[Dataset excerpts]
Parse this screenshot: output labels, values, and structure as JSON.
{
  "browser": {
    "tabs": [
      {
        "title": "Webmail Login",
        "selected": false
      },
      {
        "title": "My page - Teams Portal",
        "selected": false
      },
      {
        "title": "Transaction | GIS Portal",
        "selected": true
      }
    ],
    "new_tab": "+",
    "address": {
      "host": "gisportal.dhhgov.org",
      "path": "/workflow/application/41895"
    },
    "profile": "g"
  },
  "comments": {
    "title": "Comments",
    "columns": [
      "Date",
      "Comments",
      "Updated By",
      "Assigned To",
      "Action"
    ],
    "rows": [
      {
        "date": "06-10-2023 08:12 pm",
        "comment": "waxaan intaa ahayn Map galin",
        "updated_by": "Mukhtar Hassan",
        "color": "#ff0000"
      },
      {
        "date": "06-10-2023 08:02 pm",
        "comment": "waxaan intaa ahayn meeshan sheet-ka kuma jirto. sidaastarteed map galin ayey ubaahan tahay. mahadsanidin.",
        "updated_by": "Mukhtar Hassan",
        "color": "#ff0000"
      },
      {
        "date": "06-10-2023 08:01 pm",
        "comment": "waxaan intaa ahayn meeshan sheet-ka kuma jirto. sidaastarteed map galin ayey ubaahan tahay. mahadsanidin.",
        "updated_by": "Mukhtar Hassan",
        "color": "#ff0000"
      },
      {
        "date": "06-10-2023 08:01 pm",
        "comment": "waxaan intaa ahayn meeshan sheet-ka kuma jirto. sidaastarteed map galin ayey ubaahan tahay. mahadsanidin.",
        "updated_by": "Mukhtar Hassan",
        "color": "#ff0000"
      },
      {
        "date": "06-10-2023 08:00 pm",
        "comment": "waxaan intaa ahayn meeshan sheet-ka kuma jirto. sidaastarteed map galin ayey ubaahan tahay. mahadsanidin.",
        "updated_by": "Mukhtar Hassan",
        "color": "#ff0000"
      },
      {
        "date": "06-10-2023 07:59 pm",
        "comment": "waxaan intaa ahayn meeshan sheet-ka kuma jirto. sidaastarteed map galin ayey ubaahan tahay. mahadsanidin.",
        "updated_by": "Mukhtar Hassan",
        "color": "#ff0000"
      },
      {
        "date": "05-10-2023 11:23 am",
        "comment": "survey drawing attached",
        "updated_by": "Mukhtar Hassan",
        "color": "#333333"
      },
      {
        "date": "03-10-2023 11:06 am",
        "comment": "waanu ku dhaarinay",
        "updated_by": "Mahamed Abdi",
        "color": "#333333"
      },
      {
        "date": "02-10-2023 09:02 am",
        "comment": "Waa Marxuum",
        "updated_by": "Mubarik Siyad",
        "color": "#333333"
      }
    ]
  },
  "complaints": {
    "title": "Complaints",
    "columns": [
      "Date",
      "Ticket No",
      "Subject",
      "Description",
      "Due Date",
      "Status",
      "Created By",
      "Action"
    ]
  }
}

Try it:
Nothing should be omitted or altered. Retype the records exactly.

Written response:
Parse this screenshot: output labels, values, and structure as JSON.
{
  "browser": {
    "tabs": [
      {
        "title": "Webmail Login",
        "selected": false
      },
      {
        "title": "My page - Teams Portal",
        "selected": false
      },
      {
        "title": "Transaction | GIS Portal",
        "selected": true
      }
    ],
    "new_tab": "+",
    "address": {
      "host": "gisportal.dhhgov.org",
      "path": "/workflow/application/41895"
    },
    "profile": "g"
  },
  "comments": {
    "title": "Comments",
    "columns": [
      "Date",
      "Comments",
      "Updated By",
      "Assigned To",
      "Action"
    ],
    "rows": [
      {
        "date": "06-10-2023 08:12 pm",
        "comment": "waxaan intaa ahayn Map galin",
        "updated_by": "Mukhtar Hassan",
        "color": "#ff0000"
      },
      {
        "date": "06-10-2023 08:02 pm",
        "comment": "waxaan intaa ahayn meeshan sheet-ka kuma jirto. sidaastarteed map galin ayey ubaahan tahay. mahadsanidin.",
        "updated_by": "Mukhtar Hassan",
        "color": "#ff0000"
      },
      {
        "date": "06-10-2023 08:01 pm",
        "comment": "waxaan intaa ahayn meeshan sheet-ka kuma jirto. sidaastarteed map galin ayey ubaahan tahay. mahadsanidin.",
        "updated_by": "Mukhtar Hassan",
        "color": "#ff0000"
      },
      {
        "date": "06-10-2023 08:01 pm",
        "comment": "waxaan intaa ahayn meeshan sheet-ka kuma jirto. sidaastarteed map galin ayey ubaahan tahay. mahadsanidin.",
        "updated_by": "Mukhtar Hassan",
        "color": "#ff0000"
      },
      {
        "date": "06-10-2023 08:00 pm",
        "comment": "waxaan intaa ahayn meeshan sheet-ka kuma jirto. sidaastarteed map galin ayey ubaahan tahay. mahadsanidin.",
        "updated_by": "Mukhtar Hassan",
        "color": "#ff0000"
      },
      {
        "date": "06-10-2023 07:59 pm",
        "comment": "waxaan intaa ahayn meeshan sheet-ka kuma jirto. sidaastarteed map galin ayey ubaahan tahay. mahadsanidin.",
        "updated_by": "Mukhtar Hassan",
        "color": "#ff0000"
      },
      {
        "date": "05-10-2023 11:23 am",
        "comment": "survey drawing attached",
        "updated_by": "Mukhtar Hassan",
        "color": "#333333"
      },
      {
        "date": "03-10-2023 11:06 am",
        "comment": "waanu ku dhaarinay",
        "updated_by": "Mahamed Abdi",
        "color": "#333333"
      },
      {
        "date": "02-10-2023 09:02 am",
        "comment": "Waa Marxuum",
        "updated_by": "Mubarik Siyad",
        "color": "#333333"
      }
    ]
  },
  "complaints": {
    "title": "Complaints",
    "columns": [
      "Date",
      "Ticket No",
      "Subject",
      "Description",
      "Due Date",
      "Status",
      "Created By",
      "Action"
    ]
  }
}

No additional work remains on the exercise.